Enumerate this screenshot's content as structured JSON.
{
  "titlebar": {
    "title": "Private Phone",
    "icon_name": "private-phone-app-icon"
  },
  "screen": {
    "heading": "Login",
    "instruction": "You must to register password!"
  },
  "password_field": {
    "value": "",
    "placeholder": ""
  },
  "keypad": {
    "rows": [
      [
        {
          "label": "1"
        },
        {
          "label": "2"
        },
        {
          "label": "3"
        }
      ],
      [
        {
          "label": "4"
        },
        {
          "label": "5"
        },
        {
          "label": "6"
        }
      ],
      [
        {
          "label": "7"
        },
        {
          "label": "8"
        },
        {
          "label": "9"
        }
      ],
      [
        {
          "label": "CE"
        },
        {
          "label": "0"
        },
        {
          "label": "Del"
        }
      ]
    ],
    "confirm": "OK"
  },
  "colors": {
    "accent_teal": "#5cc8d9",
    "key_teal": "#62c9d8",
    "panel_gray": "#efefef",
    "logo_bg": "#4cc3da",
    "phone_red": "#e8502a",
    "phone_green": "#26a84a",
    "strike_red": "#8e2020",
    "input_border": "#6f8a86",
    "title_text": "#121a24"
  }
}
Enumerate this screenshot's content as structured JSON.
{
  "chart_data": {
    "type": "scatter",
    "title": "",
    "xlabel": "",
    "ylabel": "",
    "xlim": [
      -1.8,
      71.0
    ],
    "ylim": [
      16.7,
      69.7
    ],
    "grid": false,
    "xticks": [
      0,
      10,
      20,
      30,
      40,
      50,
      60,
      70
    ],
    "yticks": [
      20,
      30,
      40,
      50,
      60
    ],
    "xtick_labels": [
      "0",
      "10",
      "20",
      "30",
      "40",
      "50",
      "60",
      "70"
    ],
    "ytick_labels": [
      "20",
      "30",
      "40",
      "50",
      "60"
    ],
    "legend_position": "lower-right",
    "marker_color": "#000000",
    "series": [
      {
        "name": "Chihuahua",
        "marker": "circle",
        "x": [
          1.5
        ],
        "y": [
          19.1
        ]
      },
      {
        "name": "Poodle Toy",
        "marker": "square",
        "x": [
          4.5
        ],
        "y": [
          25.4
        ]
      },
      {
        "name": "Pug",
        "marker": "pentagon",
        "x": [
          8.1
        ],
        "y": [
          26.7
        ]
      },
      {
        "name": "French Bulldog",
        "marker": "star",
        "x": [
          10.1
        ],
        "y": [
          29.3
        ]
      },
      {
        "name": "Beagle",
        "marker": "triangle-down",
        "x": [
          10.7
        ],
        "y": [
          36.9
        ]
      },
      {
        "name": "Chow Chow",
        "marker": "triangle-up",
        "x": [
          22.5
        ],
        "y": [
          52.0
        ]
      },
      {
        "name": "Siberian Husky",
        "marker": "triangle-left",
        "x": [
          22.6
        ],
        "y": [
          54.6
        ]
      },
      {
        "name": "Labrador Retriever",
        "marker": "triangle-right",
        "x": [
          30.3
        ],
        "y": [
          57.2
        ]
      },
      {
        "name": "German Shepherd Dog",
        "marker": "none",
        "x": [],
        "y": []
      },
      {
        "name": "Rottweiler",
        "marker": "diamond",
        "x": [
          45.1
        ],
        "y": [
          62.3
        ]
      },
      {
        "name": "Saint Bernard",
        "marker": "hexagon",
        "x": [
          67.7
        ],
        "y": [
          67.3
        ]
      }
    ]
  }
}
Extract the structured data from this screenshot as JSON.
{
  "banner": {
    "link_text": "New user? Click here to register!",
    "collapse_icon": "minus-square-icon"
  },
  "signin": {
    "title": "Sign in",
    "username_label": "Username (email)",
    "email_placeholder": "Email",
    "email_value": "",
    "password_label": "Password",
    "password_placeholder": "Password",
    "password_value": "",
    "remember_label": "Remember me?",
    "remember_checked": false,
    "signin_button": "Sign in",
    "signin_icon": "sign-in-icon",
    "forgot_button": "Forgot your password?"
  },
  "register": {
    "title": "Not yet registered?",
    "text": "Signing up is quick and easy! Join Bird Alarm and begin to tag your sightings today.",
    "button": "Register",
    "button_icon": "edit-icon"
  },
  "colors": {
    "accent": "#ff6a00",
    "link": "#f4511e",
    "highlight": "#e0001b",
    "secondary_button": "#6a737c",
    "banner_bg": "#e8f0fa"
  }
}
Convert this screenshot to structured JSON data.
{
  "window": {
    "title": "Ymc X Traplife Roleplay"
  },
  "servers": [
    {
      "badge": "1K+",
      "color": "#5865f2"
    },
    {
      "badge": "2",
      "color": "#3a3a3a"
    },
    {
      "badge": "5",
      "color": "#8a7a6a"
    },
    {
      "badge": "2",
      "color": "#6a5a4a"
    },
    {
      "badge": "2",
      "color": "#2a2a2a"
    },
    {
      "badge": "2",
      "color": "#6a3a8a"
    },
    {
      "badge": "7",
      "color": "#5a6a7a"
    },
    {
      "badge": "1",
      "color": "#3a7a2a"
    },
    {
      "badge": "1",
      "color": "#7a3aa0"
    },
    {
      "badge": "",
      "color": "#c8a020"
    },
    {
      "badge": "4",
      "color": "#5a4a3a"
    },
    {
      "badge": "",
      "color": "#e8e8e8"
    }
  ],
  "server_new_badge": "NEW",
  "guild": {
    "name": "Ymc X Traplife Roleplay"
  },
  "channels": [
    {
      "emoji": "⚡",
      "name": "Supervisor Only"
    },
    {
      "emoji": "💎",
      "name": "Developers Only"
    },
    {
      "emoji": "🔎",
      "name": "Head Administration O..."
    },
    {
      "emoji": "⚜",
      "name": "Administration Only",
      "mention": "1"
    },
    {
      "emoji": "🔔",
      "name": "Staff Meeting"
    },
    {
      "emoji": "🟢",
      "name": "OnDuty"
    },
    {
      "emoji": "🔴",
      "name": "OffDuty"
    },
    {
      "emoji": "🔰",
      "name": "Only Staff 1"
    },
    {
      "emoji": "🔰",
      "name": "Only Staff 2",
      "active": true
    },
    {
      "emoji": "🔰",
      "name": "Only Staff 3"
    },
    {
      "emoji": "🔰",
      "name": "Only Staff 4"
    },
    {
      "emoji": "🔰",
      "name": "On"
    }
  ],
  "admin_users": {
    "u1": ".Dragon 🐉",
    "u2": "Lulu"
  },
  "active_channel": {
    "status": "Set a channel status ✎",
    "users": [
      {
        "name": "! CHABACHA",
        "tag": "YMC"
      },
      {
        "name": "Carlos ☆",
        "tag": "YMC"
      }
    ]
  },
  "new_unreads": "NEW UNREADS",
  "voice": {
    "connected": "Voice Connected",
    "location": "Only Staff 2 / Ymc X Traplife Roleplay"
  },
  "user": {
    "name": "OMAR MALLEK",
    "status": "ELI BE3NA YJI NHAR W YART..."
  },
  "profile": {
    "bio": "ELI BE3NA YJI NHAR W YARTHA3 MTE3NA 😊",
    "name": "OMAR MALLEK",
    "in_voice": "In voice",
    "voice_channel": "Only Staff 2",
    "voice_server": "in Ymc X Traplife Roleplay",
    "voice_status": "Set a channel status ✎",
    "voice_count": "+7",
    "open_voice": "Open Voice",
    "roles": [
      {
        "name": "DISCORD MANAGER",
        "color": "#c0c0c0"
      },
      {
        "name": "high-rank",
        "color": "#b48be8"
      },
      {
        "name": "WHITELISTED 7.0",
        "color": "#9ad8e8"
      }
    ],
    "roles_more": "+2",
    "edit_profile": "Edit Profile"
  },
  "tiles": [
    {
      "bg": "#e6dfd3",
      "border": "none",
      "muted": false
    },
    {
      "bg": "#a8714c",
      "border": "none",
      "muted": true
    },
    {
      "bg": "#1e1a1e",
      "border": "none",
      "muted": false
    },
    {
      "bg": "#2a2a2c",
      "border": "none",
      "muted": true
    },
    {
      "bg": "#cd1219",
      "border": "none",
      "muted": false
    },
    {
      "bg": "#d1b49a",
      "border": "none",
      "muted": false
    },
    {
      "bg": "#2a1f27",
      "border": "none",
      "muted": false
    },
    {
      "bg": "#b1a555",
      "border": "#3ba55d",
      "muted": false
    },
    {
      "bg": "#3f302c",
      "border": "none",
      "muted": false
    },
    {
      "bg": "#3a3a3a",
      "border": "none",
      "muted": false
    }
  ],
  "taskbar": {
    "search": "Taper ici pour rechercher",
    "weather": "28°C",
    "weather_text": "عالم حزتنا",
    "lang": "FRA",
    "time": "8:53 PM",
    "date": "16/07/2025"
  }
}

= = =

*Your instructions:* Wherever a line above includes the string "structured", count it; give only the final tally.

*Task response:* 4